WORK INSTRUCTION: An exact copy of all the data is required, with pictures left out.

INFORMATION PROVIDED:

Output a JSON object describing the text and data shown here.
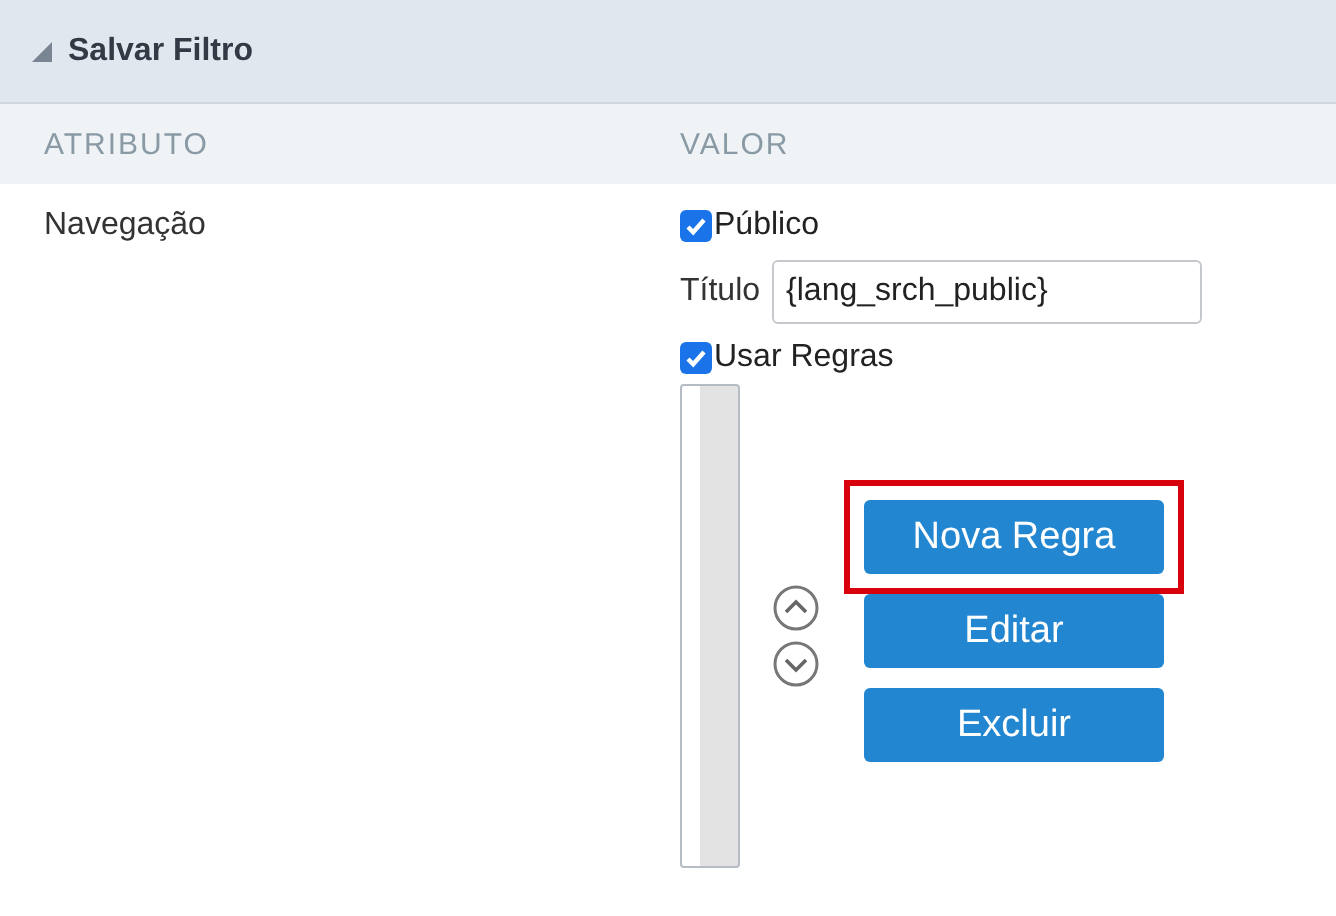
{
  "panel": {
    "title": "Salvar Filtro",
    "expanded": true
  },
  "columns": [
    "ATRIBUTO",
    "VALOR"
  ],
  "row": {
    "attribute": "Navegação",
    "public": {
      "label": "Público",
      "checked": true
    },
    "title_field": {
      "label": "Título",
      "value": "{lang_srch_public}"
    },
    "use_rules": {
      "label": "Usar Regras",
      "checked": true
    },
    "buttons": [
      {
        "label": "Nova Regra",
        "highlighted": true
      },
      {
        "label": "Editar",
        "highlighted": false
      },
      {
        "label": "Excluir",
        "highlighted": false
      }
    ]
  }
}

WORKED SOLUTION:
Output a JSON object describing the text and data shown here.
{
  "panel": {
    "title": "Salvar Filtro",
    "expanded": true
  },
  "columns": [
    "ATRIBUTO",
    "VALOR"
  ],
  "row": {
    "attribute": "Navegação",
    "public": {
      "label": "Público",
      "checked": true
    },
    "title_field": {
      "label": "Título",
      "value": "{lang_srch_public}"
    },
    "use_rules": {
      "label": "Usar Regras",
      "checked": true
    },
    "buttons": [
      {
        "label": "Nova Regra",
        "highlighted": true
      },
      {
        "label": "Editar",
        "highlighted": false
      },
      {
        "label": "Excluir",
        "highlighted": false
      }
    ]
  }
}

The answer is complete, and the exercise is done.